[Data about app and page elements]
++++++++++++++++++++

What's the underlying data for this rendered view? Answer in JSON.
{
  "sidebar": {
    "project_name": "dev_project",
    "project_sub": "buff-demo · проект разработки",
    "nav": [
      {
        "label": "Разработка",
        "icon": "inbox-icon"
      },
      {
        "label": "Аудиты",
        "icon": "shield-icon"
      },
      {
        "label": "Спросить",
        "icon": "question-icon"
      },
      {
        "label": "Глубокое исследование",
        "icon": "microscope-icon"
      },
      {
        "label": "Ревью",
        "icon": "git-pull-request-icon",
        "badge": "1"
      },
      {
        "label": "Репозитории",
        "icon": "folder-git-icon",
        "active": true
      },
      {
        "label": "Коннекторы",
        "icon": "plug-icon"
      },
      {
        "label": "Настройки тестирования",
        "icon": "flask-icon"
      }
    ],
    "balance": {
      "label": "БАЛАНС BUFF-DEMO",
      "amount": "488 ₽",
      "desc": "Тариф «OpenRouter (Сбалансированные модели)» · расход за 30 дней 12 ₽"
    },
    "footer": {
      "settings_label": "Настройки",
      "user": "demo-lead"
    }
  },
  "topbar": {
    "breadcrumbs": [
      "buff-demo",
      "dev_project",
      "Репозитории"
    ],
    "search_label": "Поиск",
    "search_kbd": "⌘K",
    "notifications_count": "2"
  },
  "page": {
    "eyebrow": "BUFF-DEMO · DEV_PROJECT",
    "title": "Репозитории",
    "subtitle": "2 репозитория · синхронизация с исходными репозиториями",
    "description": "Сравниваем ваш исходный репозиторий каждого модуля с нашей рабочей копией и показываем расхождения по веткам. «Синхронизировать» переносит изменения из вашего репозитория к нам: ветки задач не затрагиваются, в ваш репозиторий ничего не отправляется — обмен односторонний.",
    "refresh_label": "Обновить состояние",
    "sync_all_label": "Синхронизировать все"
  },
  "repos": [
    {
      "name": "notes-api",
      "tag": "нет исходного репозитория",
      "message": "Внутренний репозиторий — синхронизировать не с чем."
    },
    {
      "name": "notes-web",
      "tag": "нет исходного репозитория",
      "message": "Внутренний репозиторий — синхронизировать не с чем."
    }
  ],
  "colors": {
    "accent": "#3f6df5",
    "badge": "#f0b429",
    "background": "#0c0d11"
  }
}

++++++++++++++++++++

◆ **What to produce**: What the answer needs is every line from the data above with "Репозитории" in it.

◆ **Solution to this task**:
        "label": "Репозитории",
      "Репозитории"
    "title": "Репозитории",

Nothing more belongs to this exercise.